[[ TASK INPUTS open ]]

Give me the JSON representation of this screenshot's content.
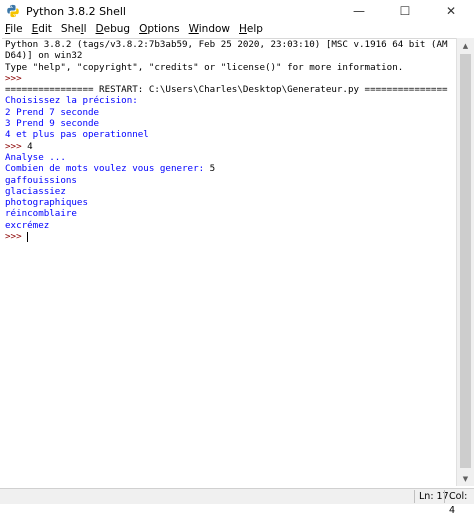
{
  "window": {
    "title": "Python 3.8.2 Shell",
    "controls": {
      "minimize": "—",
      "maximize": "☐",
      "close": "✕"
    }
  },
  "menu": {
    "items": [
      {
        "first": "F",
        "rest": "ile"
      },
      {
        "first": "E",
        "rest": "dit"
      },
      {
        "pre": "She",
        "first": "l",
        "rest": "l"
      },
      {
        "first": "D",
        "rest": "ebug"
      },
      {
        "first": "O",
        "rest": "ptions"
      },
      {
        "first": "W",
        "rest": "indow"
      },
      {
        "first": "H",
        "rest": "elp"
      }
    ]
  },
  "shell": {
    "lines": [
      {
        "text": "Python 3.8.2 (tags/v3.8.2:7b3ab59, Feb 25 2020, 23:03:10) [MSC v.1916 64 bit (AM",
        "color": "black"
      },
      {
        "text": "D64)] on win32",
        "color": "black"
      },
      {
        "text": "Type \"help\", \"copyright\", \"credits\" or \"license()\" for more information.",
        "color": "black"
      },
      {
        "text": ">>> ",
        "color": "prompt"
      },
      {
        "text": "================ RESTART: C:\\Users\\Charles\\Desktop\\Generateur.py ===============",
        "color": "restart"
      },
      {
        "text": "Choisissez la précision:",
        "color": "blue"
      },
      {
        "text": "2 Prend 7 seconde",
        "color": "blue"
      },
      {
        "text": "3 Prend 9 seconde",
        "color": "blue"
      },
      {
        "text": "4 et plus pas operationnel",
        "color": "blue"
      },
      {
        "text": ">>> 4",
        "color": "prompt-input",
        "prompt": ">>> ",
        "input": "4"
      },
      {
        "text": "Analyse ...",
        "color": "blue"
      },
      {
        "text": "Combien de mots voulez vous generer: 5",
        "color": "blue-input",
        "label": "Combien de mots voulez vous generer: ",
        "input": "5"
      },
      {
        "text": "gaffouissions",
        "color": "blue"
      },
      {
        "text": "glaciassiez",
        "color": "blue"
      },
      {
        "text": "photographiques",
        "color": "blue"
      },
      {
        "text": "réincomblaire",
        "color": "blue"
      },
      {
        "text": "excrémez",
        "color": "blue"
      },
      {
        "text": ">>> ",
        "color": "prompt"
      }
    ]
  },
  "status": {
    "line": "Ln: 17",
    "col": "Col: 4"
  },
  "colors": {
    "prompt": "#8b0000",
    "output": "#0000ff",
    "text": "#000000"
  }
}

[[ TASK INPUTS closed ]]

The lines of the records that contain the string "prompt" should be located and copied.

        "color": "prompt"
        "color": "prompt-input",
        "prompt": ">>> ",
        "color": "prompt"
    "prompt": "#8b0000",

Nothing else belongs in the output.